Data listing:
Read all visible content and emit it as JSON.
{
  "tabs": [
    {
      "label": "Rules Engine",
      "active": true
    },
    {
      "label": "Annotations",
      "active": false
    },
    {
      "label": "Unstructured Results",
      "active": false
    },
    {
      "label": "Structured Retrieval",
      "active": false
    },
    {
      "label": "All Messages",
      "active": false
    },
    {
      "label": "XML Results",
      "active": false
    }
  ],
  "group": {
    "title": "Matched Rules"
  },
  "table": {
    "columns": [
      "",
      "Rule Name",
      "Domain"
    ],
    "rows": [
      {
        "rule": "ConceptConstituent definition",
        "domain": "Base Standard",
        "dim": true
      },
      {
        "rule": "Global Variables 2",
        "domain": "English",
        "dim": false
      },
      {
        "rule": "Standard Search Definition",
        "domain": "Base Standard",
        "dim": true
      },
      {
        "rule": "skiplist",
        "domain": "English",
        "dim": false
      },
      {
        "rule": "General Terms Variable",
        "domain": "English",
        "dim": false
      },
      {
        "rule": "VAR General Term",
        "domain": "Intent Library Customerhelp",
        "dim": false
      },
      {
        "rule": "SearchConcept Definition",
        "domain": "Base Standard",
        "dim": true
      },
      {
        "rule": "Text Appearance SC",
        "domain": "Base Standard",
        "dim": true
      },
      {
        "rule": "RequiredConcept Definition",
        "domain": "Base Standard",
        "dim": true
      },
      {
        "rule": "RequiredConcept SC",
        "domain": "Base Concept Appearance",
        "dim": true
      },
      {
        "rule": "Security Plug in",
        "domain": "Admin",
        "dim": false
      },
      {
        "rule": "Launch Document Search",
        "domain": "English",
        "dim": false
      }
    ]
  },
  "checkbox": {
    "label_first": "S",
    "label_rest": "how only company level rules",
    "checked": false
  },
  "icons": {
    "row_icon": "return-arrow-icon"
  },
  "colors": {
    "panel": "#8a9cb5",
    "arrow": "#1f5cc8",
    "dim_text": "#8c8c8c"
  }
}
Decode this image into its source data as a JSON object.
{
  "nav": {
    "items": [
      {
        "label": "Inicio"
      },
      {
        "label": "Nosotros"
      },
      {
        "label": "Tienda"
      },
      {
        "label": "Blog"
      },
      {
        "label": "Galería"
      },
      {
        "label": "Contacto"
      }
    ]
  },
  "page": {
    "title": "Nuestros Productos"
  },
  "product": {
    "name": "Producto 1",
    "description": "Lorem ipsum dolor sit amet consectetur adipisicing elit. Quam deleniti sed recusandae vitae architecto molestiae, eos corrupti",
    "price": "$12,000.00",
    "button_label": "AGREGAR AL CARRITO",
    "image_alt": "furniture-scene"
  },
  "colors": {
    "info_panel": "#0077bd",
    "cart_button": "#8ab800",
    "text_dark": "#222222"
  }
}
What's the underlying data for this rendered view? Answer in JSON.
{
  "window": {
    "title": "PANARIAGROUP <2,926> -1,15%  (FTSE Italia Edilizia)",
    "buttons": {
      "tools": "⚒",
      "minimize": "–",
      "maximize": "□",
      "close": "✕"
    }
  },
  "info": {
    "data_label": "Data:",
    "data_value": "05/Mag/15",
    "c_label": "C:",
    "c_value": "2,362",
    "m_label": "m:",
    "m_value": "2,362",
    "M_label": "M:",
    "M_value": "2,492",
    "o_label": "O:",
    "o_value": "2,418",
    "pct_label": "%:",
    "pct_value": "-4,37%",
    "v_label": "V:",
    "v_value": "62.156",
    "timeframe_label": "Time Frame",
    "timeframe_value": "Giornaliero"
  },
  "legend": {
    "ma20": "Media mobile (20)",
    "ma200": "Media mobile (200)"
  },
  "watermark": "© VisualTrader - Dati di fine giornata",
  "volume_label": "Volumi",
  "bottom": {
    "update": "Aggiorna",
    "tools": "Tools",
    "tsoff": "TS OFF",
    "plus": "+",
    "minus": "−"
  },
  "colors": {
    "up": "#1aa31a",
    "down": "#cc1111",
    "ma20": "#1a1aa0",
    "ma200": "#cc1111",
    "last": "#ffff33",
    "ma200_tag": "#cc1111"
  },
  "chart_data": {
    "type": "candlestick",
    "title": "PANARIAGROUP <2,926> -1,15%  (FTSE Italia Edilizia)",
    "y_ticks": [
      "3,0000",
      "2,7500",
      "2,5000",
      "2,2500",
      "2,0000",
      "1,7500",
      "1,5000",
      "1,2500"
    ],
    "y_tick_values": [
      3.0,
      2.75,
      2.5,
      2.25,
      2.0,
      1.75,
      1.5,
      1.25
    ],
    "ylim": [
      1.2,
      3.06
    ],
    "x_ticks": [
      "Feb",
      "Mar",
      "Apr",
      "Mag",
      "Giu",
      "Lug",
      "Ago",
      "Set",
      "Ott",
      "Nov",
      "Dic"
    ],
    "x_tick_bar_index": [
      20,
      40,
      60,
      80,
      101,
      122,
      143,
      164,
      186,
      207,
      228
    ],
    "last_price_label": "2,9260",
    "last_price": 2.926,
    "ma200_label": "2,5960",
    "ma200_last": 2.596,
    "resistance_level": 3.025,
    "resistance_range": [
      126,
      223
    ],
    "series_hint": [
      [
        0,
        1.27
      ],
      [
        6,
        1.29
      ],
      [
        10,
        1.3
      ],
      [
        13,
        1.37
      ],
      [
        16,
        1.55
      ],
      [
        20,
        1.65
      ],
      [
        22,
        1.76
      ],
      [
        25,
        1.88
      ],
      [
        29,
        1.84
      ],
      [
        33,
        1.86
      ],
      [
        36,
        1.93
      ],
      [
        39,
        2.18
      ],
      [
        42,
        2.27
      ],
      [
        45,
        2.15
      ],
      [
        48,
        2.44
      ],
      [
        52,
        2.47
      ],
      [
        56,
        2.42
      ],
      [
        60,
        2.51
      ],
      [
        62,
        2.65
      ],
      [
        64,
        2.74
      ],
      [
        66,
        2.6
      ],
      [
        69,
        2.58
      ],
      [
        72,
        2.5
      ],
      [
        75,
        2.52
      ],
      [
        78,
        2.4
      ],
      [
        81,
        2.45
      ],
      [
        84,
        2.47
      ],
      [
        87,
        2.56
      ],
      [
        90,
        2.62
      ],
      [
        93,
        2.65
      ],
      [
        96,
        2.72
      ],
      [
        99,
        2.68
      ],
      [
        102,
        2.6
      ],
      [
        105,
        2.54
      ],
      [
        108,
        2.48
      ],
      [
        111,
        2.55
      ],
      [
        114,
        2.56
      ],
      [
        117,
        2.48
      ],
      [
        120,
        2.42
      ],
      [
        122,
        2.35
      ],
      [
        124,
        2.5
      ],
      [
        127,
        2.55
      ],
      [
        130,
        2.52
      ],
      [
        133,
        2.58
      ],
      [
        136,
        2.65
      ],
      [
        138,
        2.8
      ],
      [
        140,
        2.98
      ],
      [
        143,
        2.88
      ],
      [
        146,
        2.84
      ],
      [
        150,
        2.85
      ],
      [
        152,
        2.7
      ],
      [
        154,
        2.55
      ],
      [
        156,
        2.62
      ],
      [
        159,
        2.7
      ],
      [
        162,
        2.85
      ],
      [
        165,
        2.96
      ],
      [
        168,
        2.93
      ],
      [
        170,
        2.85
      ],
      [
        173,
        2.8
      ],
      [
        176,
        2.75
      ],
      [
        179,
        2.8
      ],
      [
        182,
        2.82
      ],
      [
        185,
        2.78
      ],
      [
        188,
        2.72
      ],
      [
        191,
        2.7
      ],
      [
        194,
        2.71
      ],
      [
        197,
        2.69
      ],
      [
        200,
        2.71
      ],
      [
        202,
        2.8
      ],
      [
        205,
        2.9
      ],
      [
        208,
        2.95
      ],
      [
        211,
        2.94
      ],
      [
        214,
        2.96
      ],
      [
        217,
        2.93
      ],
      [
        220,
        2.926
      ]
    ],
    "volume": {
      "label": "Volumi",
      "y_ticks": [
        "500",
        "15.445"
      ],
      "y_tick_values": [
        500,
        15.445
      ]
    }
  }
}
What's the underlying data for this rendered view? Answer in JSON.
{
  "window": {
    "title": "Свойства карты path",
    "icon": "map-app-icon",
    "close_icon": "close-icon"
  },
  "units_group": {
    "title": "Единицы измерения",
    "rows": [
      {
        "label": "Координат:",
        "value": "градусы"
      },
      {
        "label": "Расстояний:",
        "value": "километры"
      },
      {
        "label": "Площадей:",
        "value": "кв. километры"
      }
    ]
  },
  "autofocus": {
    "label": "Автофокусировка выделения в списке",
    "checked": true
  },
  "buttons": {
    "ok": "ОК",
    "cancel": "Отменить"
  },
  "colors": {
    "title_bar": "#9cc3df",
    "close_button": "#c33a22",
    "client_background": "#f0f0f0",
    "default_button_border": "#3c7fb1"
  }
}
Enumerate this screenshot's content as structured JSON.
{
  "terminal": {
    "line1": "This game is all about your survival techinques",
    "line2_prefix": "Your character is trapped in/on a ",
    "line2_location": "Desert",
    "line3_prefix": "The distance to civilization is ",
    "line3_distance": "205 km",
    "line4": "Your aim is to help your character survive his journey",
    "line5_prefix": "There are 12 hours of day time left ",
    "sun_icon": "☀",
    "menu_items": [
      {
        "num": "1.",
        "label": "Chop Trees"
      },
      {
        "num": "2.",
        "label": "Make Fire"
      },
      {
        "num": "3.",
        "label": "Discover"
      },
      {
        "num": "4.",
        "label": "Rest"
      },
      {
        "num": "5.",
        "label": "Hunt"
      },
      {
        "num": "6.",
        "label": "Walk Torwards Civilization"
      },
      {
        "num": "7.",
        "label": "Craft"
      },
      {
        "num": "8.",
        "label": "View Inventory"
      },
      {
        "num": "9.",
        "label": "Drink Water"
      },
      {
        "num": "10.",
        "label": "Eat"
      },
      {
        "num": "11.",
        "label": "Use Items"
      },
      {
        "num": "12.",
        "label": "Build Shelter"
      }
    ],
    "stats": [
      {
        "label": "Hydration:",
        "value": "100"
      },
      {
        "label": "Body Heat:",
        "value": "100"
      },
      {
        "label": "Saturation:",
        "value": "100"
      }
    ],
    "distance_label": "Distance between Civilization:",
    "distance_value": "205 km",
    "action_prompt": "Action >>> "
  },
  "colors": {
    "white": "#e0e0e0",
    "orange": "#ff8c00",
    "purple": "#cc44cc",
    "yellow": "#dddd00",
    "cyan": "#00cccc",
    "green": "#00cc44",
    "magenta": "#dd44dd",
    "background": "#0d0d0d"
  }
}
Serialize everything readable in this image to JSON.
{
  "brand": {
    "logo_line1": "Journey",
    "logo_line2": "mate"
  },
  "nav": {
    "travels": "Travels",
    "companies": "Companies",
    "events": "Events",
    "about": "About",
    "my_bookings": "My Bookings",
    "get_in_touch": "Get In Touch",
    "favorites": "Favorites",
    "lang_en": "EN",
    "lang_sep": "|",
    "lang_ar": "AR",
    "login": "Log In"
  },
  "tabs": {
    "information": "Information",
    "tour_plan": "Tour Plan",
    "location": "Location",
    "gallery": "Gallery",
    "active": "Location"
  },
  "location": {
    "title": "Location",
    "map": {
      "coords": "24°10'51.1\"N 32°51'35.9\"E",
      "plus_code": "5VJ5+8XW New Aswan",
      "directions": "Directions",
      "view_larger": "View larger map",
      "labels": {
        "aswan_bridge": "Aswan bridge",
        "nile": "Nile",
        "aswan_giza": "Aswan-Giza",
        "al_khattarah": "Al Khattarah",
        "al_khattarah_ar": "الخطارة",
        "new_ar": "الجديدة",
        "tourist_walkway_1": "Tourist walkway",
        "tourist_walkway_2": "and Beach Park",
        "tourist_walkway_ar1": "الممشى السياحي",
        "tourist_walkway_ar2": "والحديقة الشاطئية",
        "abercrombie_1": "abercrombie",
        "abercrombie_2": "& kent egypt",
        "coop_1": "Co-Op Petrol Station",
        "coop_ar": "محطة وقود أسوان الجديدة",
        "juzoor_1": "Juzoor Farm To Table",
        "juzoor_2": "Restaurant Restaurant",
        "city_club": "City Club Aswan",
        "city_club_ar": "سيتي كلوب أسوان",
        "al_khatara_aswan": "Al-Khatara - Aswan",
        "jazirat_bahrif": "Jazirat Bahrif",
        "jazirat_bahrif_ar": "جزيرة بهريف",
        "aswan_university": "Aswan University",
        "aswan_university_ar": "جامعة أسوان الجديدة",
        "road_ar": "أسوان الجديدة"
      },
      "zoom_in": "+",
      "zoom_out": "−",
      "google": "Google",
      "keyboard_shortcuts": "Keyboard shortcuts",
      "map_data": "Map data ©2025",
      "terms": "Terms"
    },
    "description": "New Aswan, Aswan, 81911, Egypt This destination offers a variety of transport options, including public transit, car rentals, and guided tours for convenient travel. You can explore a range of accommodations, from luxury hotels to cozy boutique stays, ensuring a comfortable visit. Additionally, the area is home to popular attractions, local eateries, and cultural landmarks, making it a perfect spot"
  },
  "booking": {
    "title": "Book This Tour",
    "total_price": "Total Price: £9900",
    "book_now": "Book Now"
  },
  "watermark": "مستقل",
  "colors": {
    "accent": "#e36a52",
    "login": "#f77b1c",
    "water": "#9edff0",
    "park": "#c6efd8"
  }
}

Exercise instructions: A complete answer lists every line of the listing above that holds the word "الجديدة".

Response to this task:
        "new_ar": "الجديدة",
        "coop_ar": "محطة وقود أسوان الجديدة",
        "aswan_university_ar": "جامعة أسوان الجديدة",
        "road_ar": "أسوان الجديدة"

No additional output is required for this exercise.